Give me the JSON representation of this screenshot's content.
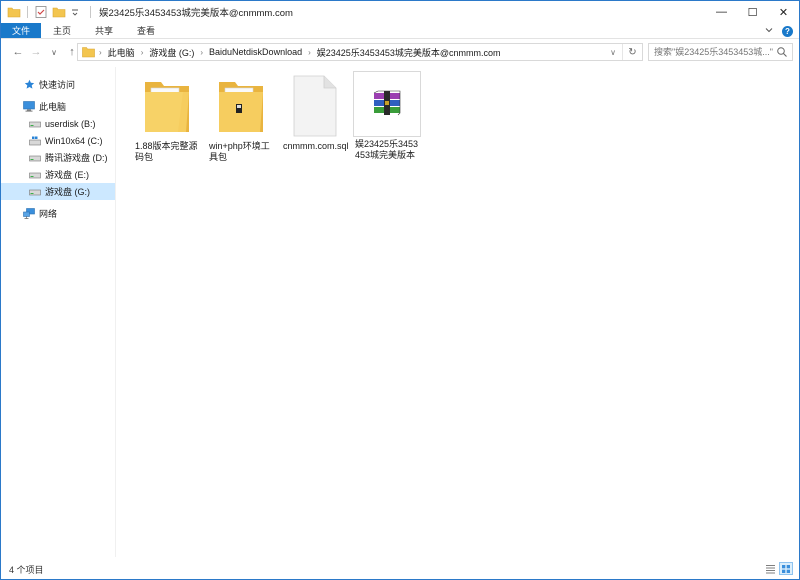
{
  "window": {
    "title": "娱23425乐3453453城完美版本@cnmmm.com",
    "controls": {
      "minimize": "—",
      "maximize": "☐",
      "close": "✕"
    }
  },
  "ribbon": {
    "tabs": [
      "文件",
      "主页",
      "共享",
      "查看"
    ],
    "expand_icon": "chevron-down-icon",
    "help_label": "?"
  },
  "navigation": {
    "back": "←",
    "forward": "→",
    "recent": "∨",
    "up": "↑"
  },
  "address": {
    "crumbs": [
      "此电脑",
      "游戏盘 (G:)",
      "BaiduNetdiskDownload",
      "娱23425乐3453453城完美版本@cnmmm.com"
    ]
  },
  "search": {
    "placeholder": "搜索\"娱23425乐3453453城...\""
  },
  "sidebar": {
    "items": [
      {
        "label": "快速访问",
        "icon": "star-icon",
        "level": 0
      },
      {
        "label": "此电脑",
        "icon": "computer-icon",
        "level": 0
      },
      {
        "label": "userdisk (B:)",
        "icon": "drive-icon",
        "level": 1
      },
      {
        "label": "Win10x64 (C:)",
        "icon": "drive-icon",
        "level": 1
      },
      {
        "label": "腾讯游戏盘 (D:)",
        "icon": "drive-icon",
        "level": 1
      },
      {
        "label": "游戏盘 (E:)",
        "icon": "drive-icon",
        "level": 1
      },
      {
        "label": "游戏盘 (G:)",
        "icon": "drive-icon",
        "level": 1,
        "selected": true
      },
      {
        "label": "网络",
        "icon": "network-icon",
        "level": 0
      }
    ]
  },
  "files": [
    {
      "name": "1.88版本完整源码包",
      "type": "folder"
    },
    {
      "name": "win+php环境工具包",
      "type": "folder"
    },
    {
      "name": "cnmmm.com.sql",
      "type": "file"
    },
    {
      "name": "娱23425乐3453453城完美版本",
      "type": "archive"
    }
  ],
  "status": {
    "item_count": "4 个项目"
  },
  "colors": {
    "accent": "#1979ca",
    "selected": "#cce8ff",
    "folder": "#f3c54f"
  }
}
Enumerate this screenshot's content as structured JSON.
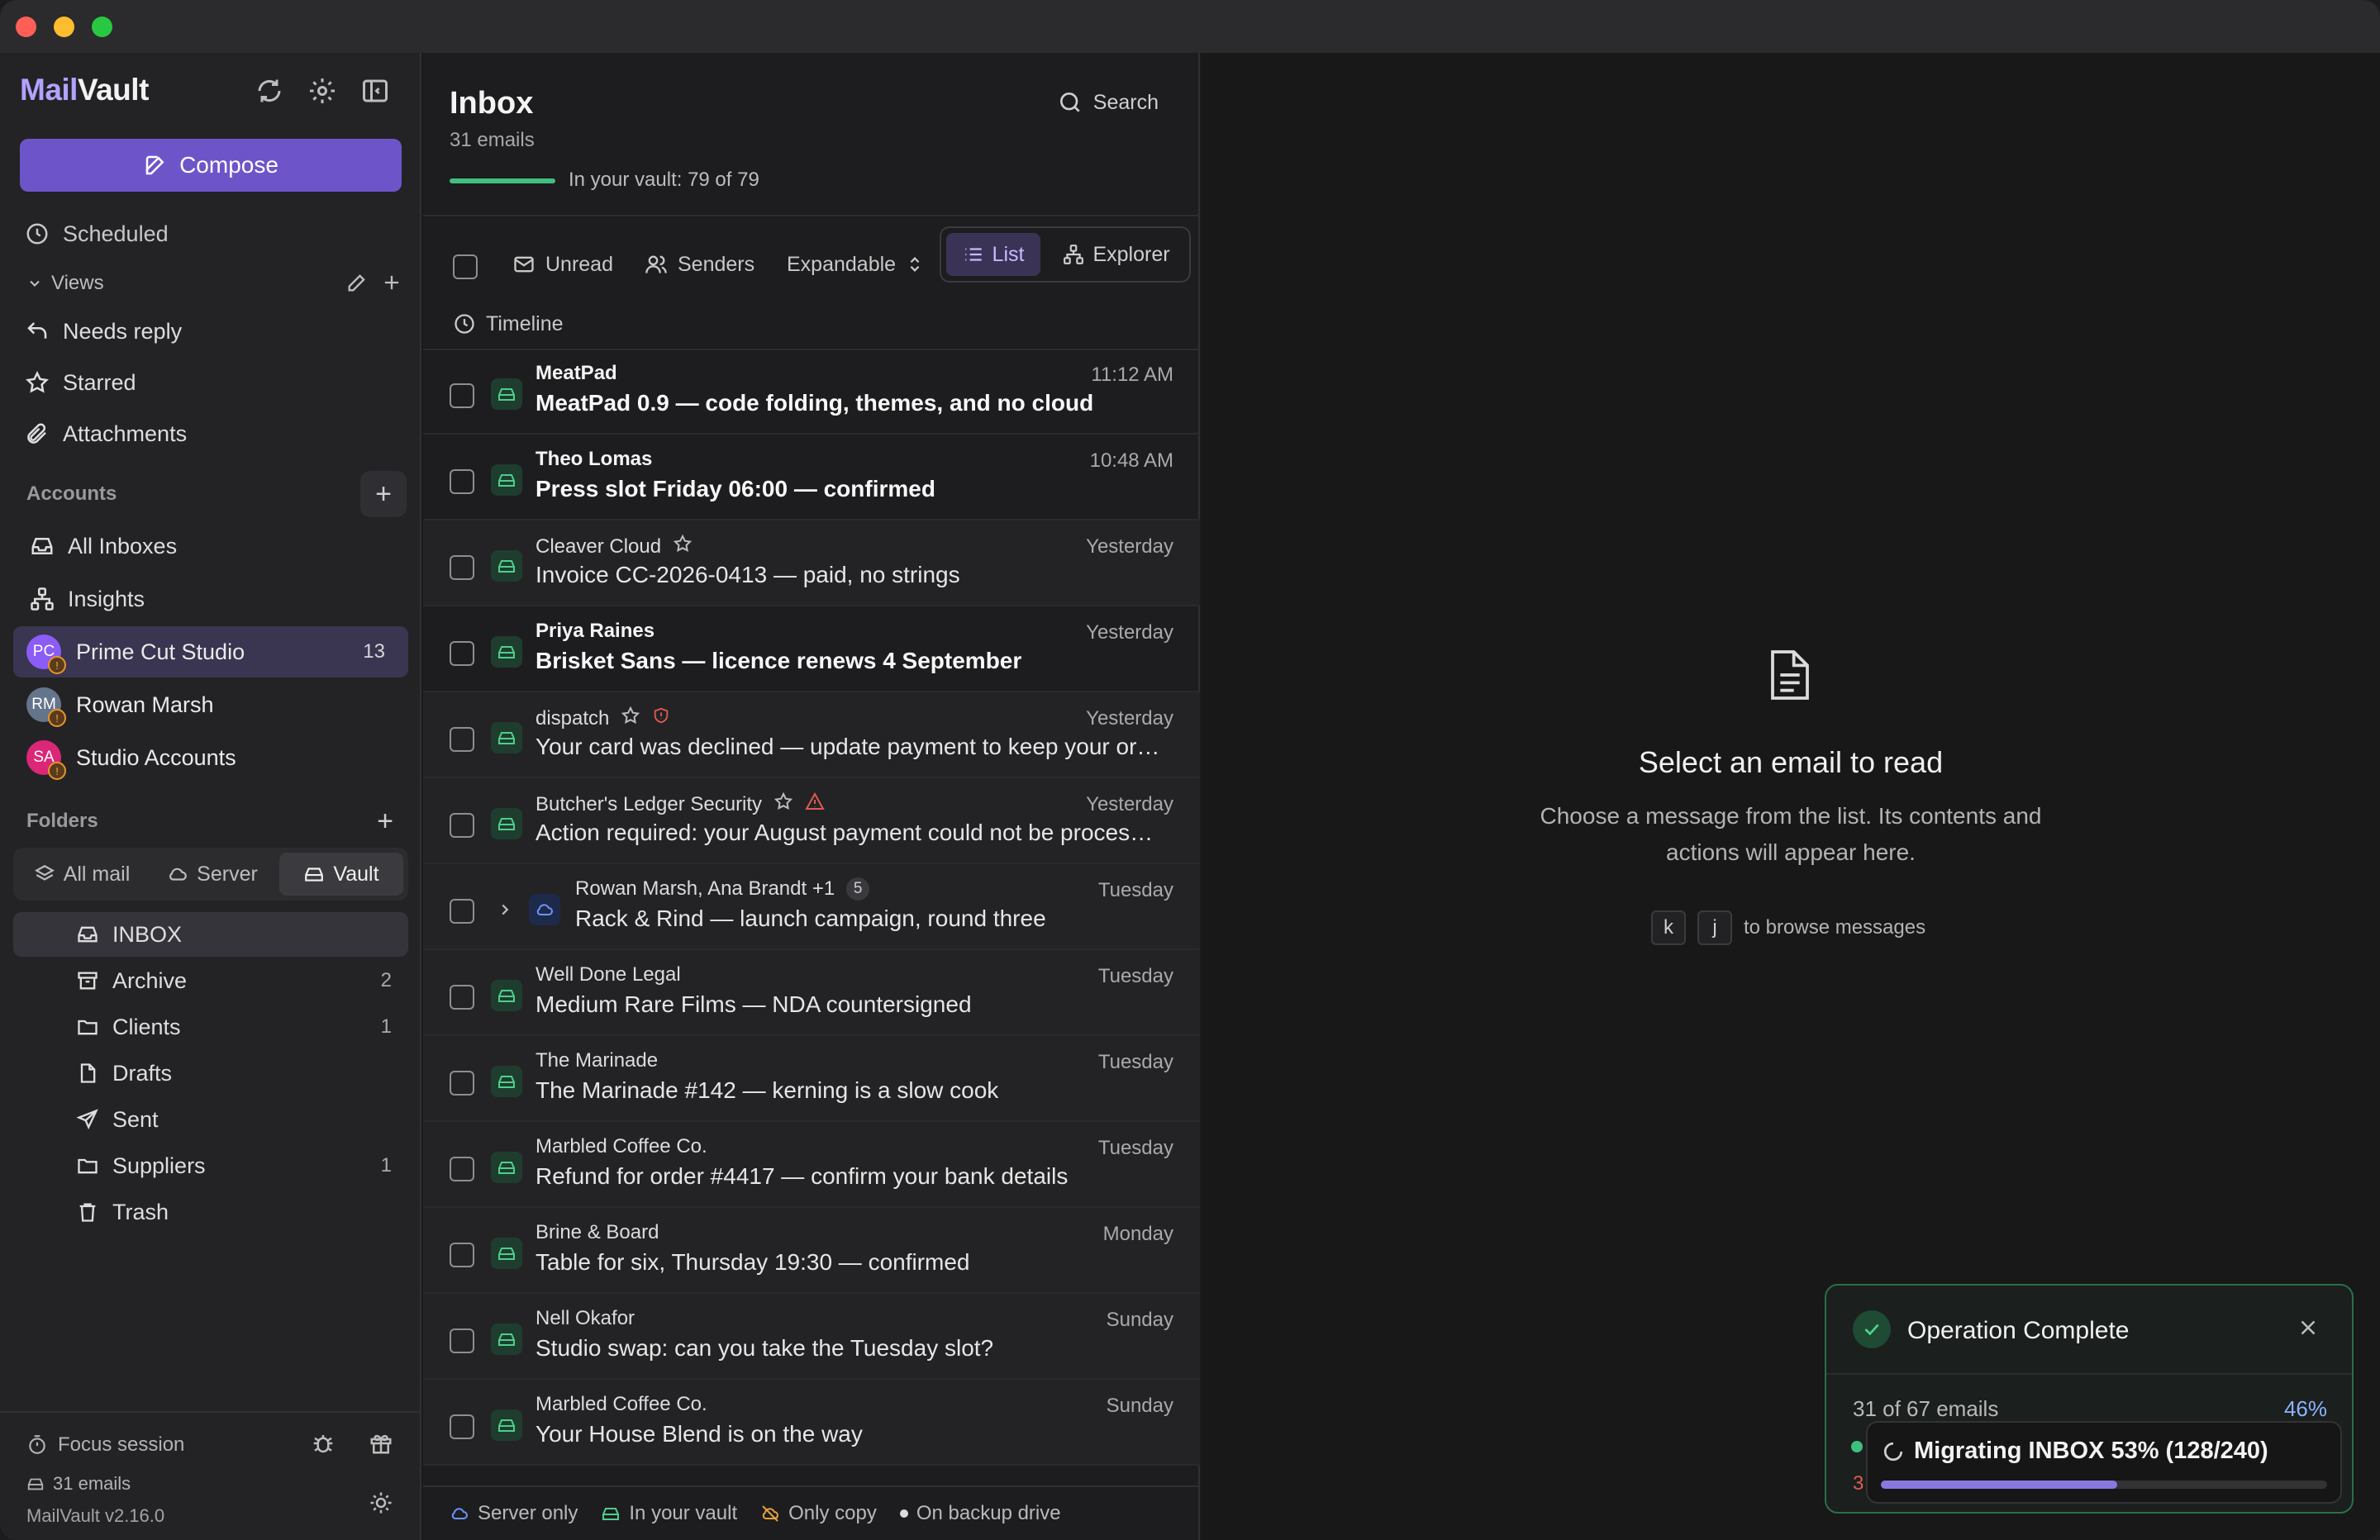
{
  "app": {
    "brand_part1": "Mail",
    "brand_part2": "Vault",
    "version": "MailVault v2.16.0"
  },
  "sidebar": {
    "compose_label": "Compose",
    "scheduled_label": "Scheduled",
    "views_label": "Views",
    "views": [
      {
        "label": "Needs reply",
        "icon": "reply-icon"
      },
      {
        "label": "Starred",
        "icon": "star-icon"
      },
      {
        "label": "Attachments",
        "icon": "paperclip-icon"
      }
    ],
    "accounts_label": "Accounts",
    "accounts": [
      {
        "label": "All Inboxes",
        "icon": "inbox-icon"
      },
      {
        "label": "Insights",
        "icon": "insights-icon"
      }
    ],
    "account_profiles": [
      {
        "initials": "PC",
        "label": "Prime Cut Studio",
        "count": "13",
        "color": "#8b5cf6"
      },
      {
        "initials": "RM",
        "label": "Rowan Marsh",
        "count": "",
        "color": "#64748b"
      },
      {
        "initials": "SA",
        "label": "Studio Accounts",
        "count": "",
        "color": "#db2777"
      }
    ],
    "folders_label": "Folders",
    "folder_tabs": [
      "All mail",
      "Server",
      "Vault"
    ],
    "folders": [
      {
        "label": "INBOX",
        "count": "",
        "icon": "inbox-icon"
      },
      {
        "label": "Archive",
        "count": "2",
        "icon": "archive-icon"
      },
      {
        "label": "Clients",
        "count": "1",
        "icon": "folder-icon"
      },
      {
        "label": "Drafts",
        "count": "",
        "icon": "file-icon"
      },
      {
        "label": "Sent",
        "count": "",
        "icon": "send-icon"
      },
      {
        "label": "Suppliers",
        "count": "1",
        "icon": "folder-icon"
      },
      {
        "label": "Trash",
        "count": "",
        "icon": "trash-icon"
      }
    ],
    "focus_label": "Focus session",
    "footer_emails": "31 emails"
  },
  "list": {
    "title": "Inbox",
    "count": "31 emails",
    "vault_text": "In your vault: 79 of 79",
    "vault_progress": 1.0,
    "search_label": "Search",
    "filters": {
      "unread": "Unread",
      "senders": "Senders",
      "expandable": "Expandable",
      "list": "List",
      "explorer": "Explorer",
      "timeline": "Timeline"
    },
    "emails": [
      {
        "sender": "MeatPad",
        "subject": "MeatPad 0.9 — code folding, themes, and no cloud",
        "time": "11:12 AM",
        "unread": true
      },
      {
        "sender": "Theo Lomas",
        "subject": "Press slot Friday 06:00 — confirmed",
        "time": "10:48 AM",
        "unread": true
      },
      {
        "sender": "Cleaver Cloud",
        "subject": "Invoice CC-2026-0413 — paid, no strings",
        "time": "Yesterday",
        "unread": false,
        "star": true
      },
      {
        "sender": "Priya Raines",
        "subject": "Brisket Sans — licence renews 4 September",
        "time": "Yesterday",
        "unread": true
      },
      {
        "sender": "dispatch",
        "subject": "Your card was declined — update payment to keep your order",
        "time": "Yesterday",
        "unread": false,
        "star": true,
        "shield": true
      },
      {
        "sender": "Butcher's Ledger Security",
        "subject": "Action required: your August payment could not be processed",
        "time": "Yesterday",
        "unread": false,
        "star": true,
        "warning": true
      },
      {
        "sender": "Rowan Marsh, Ana Brandt +1",
        "subject": "Rack & Rind — launch campaign, round three",
        "time": "Tuesday",
        "unread": false,
        "thread": "5"
      },
      {
        "sender": "Well Done Legal",
        "subject": "Medium Rare Films — NDA countersigned",
        "time": "Tuesday",
        "unread": false
      },
      {
        "sender": "The Marinade",
        "subject": "The Marinade #142 — kerning is a slow cook",
        "time": "Tuesday",
        "unread": false
      },
      {
        "sender": "Marbled Coffee Co.",
        "subject": "Refund for order #4417 — confirm your bank details",
        "time": "Tuesday",
        "unread": false
      },
      {
        "sender": "Brine & Board",
        "subject": "Table for six, Thursday 19:30 — confirmed",
        "time": "Monday",
        "unread": false
      },
      {
        "sender": "Nell Okafor",
        "subject": "Studio swap: can you take the Tuesday slot?",
        "time": "Sunday",
        "unread": false
      },
      {
        "sender": "Marbled Coffee Co.",
        "subject": "Your House Blend is on the way",
        "time": "Sunday",
        "unread": false
      }
    ],
    "legend": {
      "server_only": "Server only",
      "in_vault": "In your vault",
      "only_copy": "Only copy",
      "backup": "On backup drive"
    }
  },
  "reader": {
    "empty_title": "Select an email to read",
    "empty_desc": "Choose a message from the list. Its contents and actions will appear here.",
    "key1": "k",
    "key2": "j",
    "browse_hint": "to browse messages"
  },
  "toast": {
    "title": "Operation Complete",
    "subtitle": "31 of 67 emails",
    "percent": "46%",
    "migrating": "Migrating INBOX 53% (128/240)",
    "migrate_progress": 0.53,
    "red_text": "3"
  }
}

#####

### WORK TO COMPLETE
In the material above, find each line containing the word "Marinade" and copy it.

### SOLVED PROBLEM
        "sender": "The Marinade",
        "subject": "The Marinade #142 — kerning is a slow cook",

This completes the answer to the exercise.